Pozzobon matures the Augusto mainly in 2,500-litre Slavonian oak barrels for 12 to 15 months, followed by nine more in bottle. It is a return to a traditional method lost with the arrival of stainless-steel tanks. Pozzobon said he also uses a touch of mulberry, chestnut and cherry oak. Mulberry trees were available because their leaves were needed to feed silkworms. Asolo was a major producer of silk prior to World War 1, and like the cultivation of Recantina that practice is being resurrected.
Viticulturists at the Conegliano Research Centre have identified three distinct versions of the variety: Recantina a pecolo scuro (dark stalk), Recantina a pecolo rosso (red stalk) and Recantina Forner, the last named for the family farm where the vines were found. The grape has been listed in the official Italian register of varieties, D’Agata said.

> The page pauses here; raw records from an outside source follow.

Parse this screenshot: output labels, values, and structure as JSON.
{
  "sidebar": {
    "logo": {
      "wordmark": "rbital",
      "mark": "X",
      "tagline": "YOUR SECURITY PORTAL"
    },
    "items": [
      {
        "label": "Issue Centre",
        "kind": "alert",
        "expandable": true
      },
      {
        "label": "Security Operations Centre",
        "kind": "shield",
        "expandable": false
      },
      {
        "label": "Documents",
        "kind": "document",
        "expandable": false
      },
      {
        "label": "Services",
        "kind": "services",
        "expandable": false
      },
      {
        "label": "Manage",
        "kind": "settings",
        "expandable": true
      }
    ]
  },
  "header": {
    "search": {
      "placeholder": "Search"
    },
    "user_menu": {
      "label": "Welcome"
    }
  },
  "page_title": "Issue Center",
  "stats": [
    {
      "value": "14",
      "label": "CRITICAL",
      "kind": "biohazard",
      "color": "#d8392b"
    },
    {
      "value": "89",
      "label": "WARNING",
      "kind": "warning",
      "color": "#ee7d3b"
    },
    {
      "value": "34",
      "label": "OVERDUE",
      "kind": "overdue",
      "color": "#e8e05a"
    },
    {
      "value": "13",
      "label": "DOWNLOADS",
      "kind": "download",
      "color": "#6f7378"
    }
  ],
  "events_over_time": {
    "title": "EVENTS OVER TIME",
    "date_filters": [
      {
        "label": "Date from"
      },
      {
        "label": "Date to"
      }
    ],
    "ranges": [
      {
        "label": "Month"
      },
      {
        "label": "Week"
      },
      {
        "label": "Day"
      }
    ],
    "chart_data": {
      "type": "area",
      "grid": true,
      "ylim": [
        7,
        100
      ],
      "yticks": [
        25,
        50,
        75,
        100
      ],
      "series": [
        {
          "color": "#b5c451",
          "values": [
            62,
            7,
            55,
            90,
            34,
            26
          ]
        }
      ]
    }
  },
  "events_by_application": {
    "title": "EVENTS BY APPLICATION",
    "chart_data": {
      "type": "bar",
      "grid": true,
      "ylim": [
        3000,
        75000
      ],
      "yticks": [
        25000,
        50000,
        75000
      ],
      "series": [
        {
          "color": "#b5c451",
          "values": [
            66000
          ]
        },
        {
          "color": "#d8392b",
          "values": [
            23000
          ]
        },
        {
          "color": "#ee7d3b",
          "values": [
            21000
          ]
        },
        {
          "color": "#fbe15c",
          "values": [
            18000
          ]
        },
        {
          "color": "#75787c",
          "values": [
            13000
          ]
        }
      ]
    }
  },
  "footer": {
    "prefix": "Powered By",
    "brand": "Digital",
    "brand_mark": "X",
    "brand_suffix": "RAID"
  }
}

The Società Agricola Giusti Dal Col, to give the full name, made about 5,500 bottles of Augusto Recantina in 2014. In 2017 the total reached 12,700. Last year Wine critic James Suckling gave the 2015 Augusto 92 points. He awarded 93 points to the 2016 Recantina by neighbours Serafini & Vidotto.
“Joe” Giusti said he had spent almost 2.5 million Euro restoring the Benedictine Abbey of St. Eustace, built in 1052 but destroyed at the end of World War 1. The abbey renovations are precise and a beautiful place to taste wine. In total Giusti is believed to have spent about 52 million Euro on the vineyards, winery and abbey.
He admitted he was not making a profit from wine. “Money means nothing to me. Everything comes back, like a form of karma. It was always in my heart to give something back to the community.”
The abbey sits above the main estate at Giusti Wines, surrounded by vineyards. On a nearby hill the Montello Military Ossuary holds the remains of Italian soldiers who died during the Battle of the Piave in June 1918. War and wine remain intertwined in this part of Asolo.
A version of my story appeared in Meininger’s Wine Business magazine in April 2019, pages 80-81.